FLAME OF THE ISLANDS (1956) is one of those oddball movies which may not be very good, but it's an awful lot of fun.
FLAME OF THE ISLANDS is a meandering mash-up of soap opera and crime film, awkwardly acted, filmed in glorious Trucolor on location in the Bahamas. I had a good time watching it, even though at times I couldn't help shaking my head at the latest strangely staged plot twist. One suspects that some of the cast may have signed up for this Republic film just for a vacation in the Bahamas! And who could blame them?
Yvonne DeCarlo plays Rosalind Dee, who receives the unexpected gift of $100,000 from Evelyn Hammond (Frieda Inescort), who erroneously believes Rosalind was her recently deceased husband's mistress. (No, that doesn't make much sense.) Rosalind and her pal Wade (an underused Zachary Scott) take a trip to the Bahamas, where they invest in a resort with Cyril Mace (Kurt Kasznar). Little do they know that Cyril also has a bunch of mobsters as partners off the books!
One day Doug Duryea comes back into Rosalind's life; Doug is played by Howard Duff, DeCarlo's costar from CALAMITY JANE AND SAM BASS (1949). It transpires that Rosalind's real name is Linda Darcy, and when she was 15 Doug fathered her stillborn child. Doug doesn't even recognize Linda at first (!) but soon they are engaged, to the distress of his mother Charmaine (Barbara O'Neil). Charmaine, you see, doesn't want Doug to marry -- because she wants her son to herself!

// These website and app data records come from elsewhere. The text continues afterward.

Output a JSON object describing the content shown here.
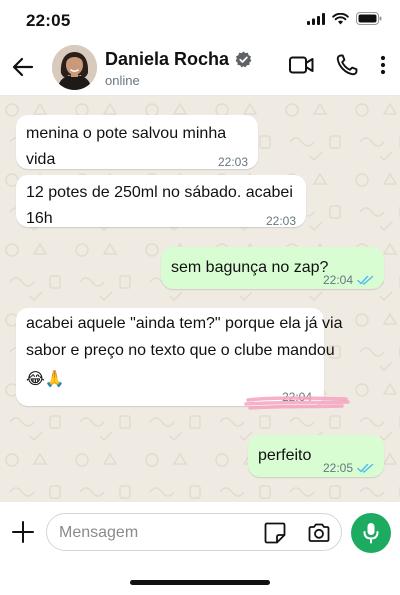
{
  "status_bar": {
    "time": "22:05"
  },
  "header": {
    "contact_name": "Daniela Rocha",
    "contact_status": "online",
    "verified": true
  },
  "messages": [
    {
      "direction": "incoming",
      "text": "menina o pote salvou minha vida",
      "time": "22:03"
    },
    {
      "direction": "incoming",
      "text": "12 potes de 250ml no sábado. acabei 16h",
      "time": "22:03"
    },
    {
      "direction": "outgoing",
      "text": "sem bagunça no zap?",
      "time": "22:04",
      "status": "read"
    },
    {
      "direction": "incoming",
      "text_line1": "acabei aquele \"ainda tem?\" porque ela já via",
      "text_line2": "sabor e preço no texto que o clube mandou",
      "text_line3": "😂🙏",
      "time": "22:04"
    },
    {
      "direction": "outgoing",
      "text": "perfeito",
      "time": "22:05",
      "status": "read"
    }
  ],
  "composer": {
    "placeholder": "Mensagem"
  },
  "colors": {
    "chat_background": "#efeae2",
    "incoming_bubble": "#ffffff",
    "outgoing_bubble": "#d9fdd3",
    "read_ticks": "#53bdeb",
    "mic_button": "#1daa61",
    "highlight_marker": "#f4a3bf"
  },
  "icons": [
    "back-arrow-icon",
    "verified-badge-icon",
    "video-call-icon",
    "phone-icon",
    "more-options-icon",
    "plus-icon",
    "sticker-icon",
    "camera-icon",
    "microphone-icon",
    "signal-icon",
    "wifi-icon",
    "battery-icon",
    "double-check-icon"
  ]
}
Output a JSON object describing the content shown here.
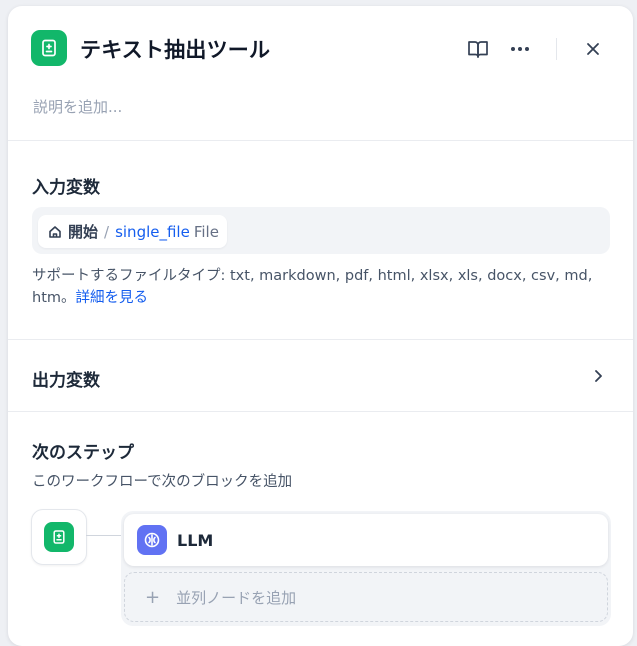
{
  "header": {
    "title": "テキスト抽出ツール",
    "description_placeholder": "説明を追加..."
  },
  "input_vars": {
    "title": "入力変数",
    "node_name": "開始",
    "separator": "/",
    "var_name": "single_file",
    "var_type": "File",
    "support_text": "サポートするファイルタイプ: txt, markdown, pdf, html, xlsx, xls, docx, csv, md, htm。",
    "learn_more": "詳細を見る"
  },
  "output_vars": {
    "title": "出力変数"
  },
  "next_step": {
    "title": "次のステップ",
    "subtitle": "このワークフローで次のブロックを追加",
    "next_node": "LLM",
    "add_parallel": "並列ノードを追加"
  },
  "colors": {
    "tool_green": "#12b76a",
    "llm_indigo": "#6172f3",
    "link_blue": "#155eef"
  },
  "icons": {
    "tool": "document-extract-icon",
    "docs": "book-open-icon",
    "more": "more-horizontal-icon",
    "close": "close-icon",
    "home": "home-icon",
    "chevron": "chevron-right-icon",
    "llm": "llm-brain-icon",
    "plus": "plus-icon"
  }
}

And by the way, it was actually Charmaine who was the mistress of Evelyn's husband. Evelyn, as it happens, is Doug's godmother, and when she coincidentally shows up in the Bahamas she can't wait to tell Doug what an awful person his new/old love is, not knowing it was Doug's mother who had the affair with her husband. What a tangled web we weave.
But wait, there's more! (I think this review may set a record for exclamation marks.) There's this tall, handsome preacher fellow (James Arness), a really good guy who teaches Rosalind deep sea fishing, bucks up her spirits when Doug waffles on their relationship, and rescues her from the mobsters.
All this, and Christmas too...some of the movie's Christmas decor is eye-popping.
Where will it all end? I did not see the romantic resolution coming and burst out laughing, but I turned off the TV satisfied, even while chuckling "Well, okay then!" I think I'll enjoy the craziness even more a second time, when I know where it all ends up.
Yvonne gives the part her all, including a couple of musical numbers, but everyone else seems to wander onto the set from their Bahamas vacations from time to time and not really know much of what's going on. The acting seems to fall into two categories: distant and uninvolved (Duff and Scott), or overly melodramatic (O'Neil and Kasznar). One wonders why they even paid Scott, as he's just around the edges of the film with little to do. Duff has been much more appealing in other films; here he's a lovestruck mama's boy.
Arness comes off pretty well, playing one of the only really nice characters in the film, although I wondered for much of the movie why he was even part of the story. That becomes more apparent in the last third of the film.
The movie's brightly hued Trucolor look is one of its virtues, with lots of reds, greens, and blues. It's a bit garish but fun to look at, especially in the Christmas scenes. I also enjoyed the '50s decor, including the big TV set in Rosalind's bungalow.
It was filmed by Bud Thackery and directed by Edward Ludwig.
The opening credits were nicely scored, and it was a fun surprise to find that Nelson Riddle was the film's composer.
Adele Comandini, who wrote the story which was the basis for the Bruce Manning screenplay, has some interesting credits in her background, including Deanna Durbin's THREE SMART GIRLS (1946), the Christmas films BEYOND TOMORROW (1940) and CHRISTMAS IN CONNECTICUT (1945), the very good crime drama DANGER SIGNAL (1945), which also starred Zachary Scott, and the delightful Evelyn Keyes-Glenn Ford romantic comedy THE MATING OF MILLIE (1948).
Screenwriter Bruce Manning had himself worked on several Deanna Durbin films, including THREE SMART GIRLS GROW UP (1939), FIRST LOVE (1939), and SPRING PARADE (1940), and at the time of this film he had recently written the screenplay for Republic's filming of the Gwen Bristow novel JUBILEE TRAIL (1954).
This film doesn't measure up to the writers' best work, and I suppose one might say it's for fans of the cast only, yet any film fan with an appreciation for absurdity will probably end up enjoying this movie if approached in the right spirit. For me it fell in the "some of this is so bad it's good" category, and I'd definitely watch it again.
FLAME OF THE ISLANDS can be streamed on Amazon Instant Video.